E: How does a top research university like UC San Diego ensure that undergraduate education remains a priority?
K: Being both a top research university and also one that provides a very high-quality undergraduate experience are not mutually exclusive; they are integrated. In fact, our research enterprise is an attraction for many undergraduates who are looking for opportunities early in their academic careers to work side-by-side on research projects with world-renowned and award-winning faculty members. This is an undergraduate university with an extremely high profile in research. And I think it’s important to remember that a university exists because of the students.
E: What, in your experience, are the elements that help create a sense of community on a campus?
K: A sense of community is developed when people have a shared vision and shared goals, and they recognize that they have a role to play on the team. If you look at the UC San Diego community on campus, we are all individuals. But if we all share a vision of what we want to be, and if we know what our goals are in five, 10 or 15 years, we can figure out how we, as individuals, can contribute to the goals of the organization, and also live happy and fulfilled lives. I think that is really important.
E: Our 150,000 alumni serve as brand ambassadors. How can this community help you advance your vision for UC San Diego?

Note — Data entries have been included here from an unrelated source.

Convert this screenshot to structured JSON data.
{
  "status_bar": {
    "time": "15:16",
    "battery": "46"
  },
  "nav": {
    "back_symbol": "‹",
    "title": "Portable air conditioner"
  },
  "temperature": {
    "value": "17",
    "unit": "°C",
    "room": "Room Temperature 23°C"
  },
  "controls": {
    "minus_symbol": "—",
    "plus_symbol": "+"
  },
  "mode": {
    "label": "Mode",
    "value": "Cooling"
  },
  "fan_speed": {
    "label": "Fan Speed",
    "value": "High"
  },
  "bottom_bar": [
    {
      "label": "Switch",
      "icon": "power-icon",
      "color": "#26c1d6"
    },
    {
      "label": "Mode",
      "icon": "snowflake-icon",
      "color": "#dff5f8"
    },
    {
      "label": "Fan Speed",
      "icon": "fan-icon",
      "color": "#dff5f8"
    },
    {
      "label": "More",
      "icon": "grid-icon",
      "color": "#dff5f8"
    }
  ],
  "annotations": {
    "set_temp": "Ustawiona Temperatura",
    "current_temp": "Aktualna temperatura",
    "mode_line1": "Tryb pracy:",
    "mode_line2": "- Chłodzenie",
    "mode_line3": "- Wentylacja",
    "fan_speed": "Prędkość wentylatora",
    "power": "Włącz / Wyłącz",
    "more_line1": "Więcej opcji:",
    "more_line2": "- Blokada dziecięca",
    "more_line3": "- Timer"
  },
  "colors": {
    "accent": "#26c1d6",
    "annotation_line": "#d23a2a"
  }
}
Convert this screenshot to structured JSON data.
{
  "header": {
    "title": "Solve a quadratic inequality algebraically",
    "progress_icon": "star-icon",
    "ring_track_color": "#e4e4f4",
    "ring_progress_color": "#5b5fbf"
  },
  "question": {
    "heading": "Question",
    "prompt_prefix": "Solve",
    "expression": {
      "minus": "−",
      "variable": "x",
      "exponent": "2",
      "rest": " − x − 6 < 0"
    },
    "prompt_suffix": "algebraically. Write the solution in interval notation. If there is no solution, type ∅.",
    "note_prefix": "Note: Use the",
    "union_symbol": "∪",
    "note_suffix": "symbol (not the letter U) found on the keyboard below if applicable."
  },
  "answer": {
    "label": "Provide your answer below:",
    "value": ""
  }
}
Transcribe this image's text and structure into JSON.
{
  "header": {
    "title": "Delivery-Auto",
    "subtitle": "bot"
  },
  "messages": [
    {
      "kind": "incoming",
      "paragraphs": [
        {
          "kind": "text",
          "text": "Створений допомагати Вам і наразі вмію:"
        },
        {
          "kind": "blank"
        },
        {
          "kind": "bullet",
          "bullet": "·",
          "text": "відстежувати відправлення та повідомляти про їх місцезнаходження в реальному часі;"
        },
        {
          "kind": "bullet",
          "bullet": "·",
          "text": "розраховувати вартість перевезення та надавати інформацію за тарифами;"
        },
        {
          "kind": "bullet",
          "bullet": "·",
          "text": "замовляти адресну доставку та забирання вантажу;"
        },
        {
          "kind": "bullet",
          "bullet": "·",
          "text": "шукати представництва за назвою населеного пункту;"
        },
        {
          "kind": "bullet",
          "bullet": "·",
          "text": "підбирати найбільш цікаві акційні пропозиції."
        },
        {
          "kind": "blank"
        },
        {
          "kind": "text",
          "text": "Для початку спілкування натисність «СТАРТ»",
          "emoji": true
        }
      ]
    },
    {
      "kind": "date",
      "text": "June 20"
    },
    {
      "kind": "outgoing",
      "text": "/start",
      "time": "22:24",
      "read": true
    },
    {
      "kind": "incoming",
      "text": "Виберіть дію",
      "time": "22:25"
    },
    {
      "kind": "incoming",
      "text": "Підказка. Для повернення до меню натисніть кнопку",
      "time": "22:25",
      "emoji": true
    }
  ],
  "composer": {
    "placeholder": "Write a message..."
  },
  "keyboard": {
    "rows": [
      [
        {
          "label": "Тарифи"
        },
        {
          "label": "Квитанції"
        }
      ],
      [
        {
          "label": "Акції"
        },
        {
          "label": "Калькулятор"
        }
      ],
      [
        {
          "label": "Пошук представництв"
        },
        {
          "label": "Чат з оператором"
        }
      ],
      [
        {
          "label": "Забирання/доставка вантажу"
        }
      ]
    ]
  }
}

K: The achievements and successes of our alumni reflect who we are as an institution of learning and how people see us. They are a significant part of who we are. They have done extremely well in their professional pursuits, and it’s important that we support the goals and aspirations of our alumni. And I know they are proud to be Tritons, and proud of the education they received at UC San Diego.
I also think we have to get them more engaged with the University. We have to continue to persuade them to contribute to the education and training of the next generation. This is not just for their sake, or for the sake of UC San Diego, but for the sake of humanity. Because if we do not educate the next generation, we will find that decision coming back to haunt us in the very near future.
E: Last question. What three words come to mind when you think of UC San Diego?
K: Excitement. Opportunity. Entrepreneurship.
E: What are your favorite books?
K: I love Blink by Malcolm Gladwell. He is a great writer.
E: Do your children keep you up-to-date on contemporary culture?
K: Absolutely. They keep me current with contemporary culture from Lady Gaga to Ke$ha.
E: What was the last movie you saw?
K: I haven’t seen a movie in a theatre for many years. Most of my movie watching is done on an airplane when I’m traveling abroad.
E: What music do you like?
K: You know, I like Indian music a lot and music of the ’60s, ’70s and ’80s. I like music where you can listen to the words and they make sense.
E: What are your favorite foods?
K: There are very few types of food that I don’t like. When I travel, I like to eat the authentic food of that country.
E: Are you interested in American sports?
K: Yes, but I’m not a big fan of any team. I watch football during the playoffs.
E: How do you usually spend your days off?
K: I hardly take a day off. You can ask my family—I’m usually at work.
E: What do you do to relax and maintain a healthy balance?
K: I walk as much as I can, except in the winter. I like time alone, to sit, think and read on my own. I also like to watch the Science Channel or the History Channel.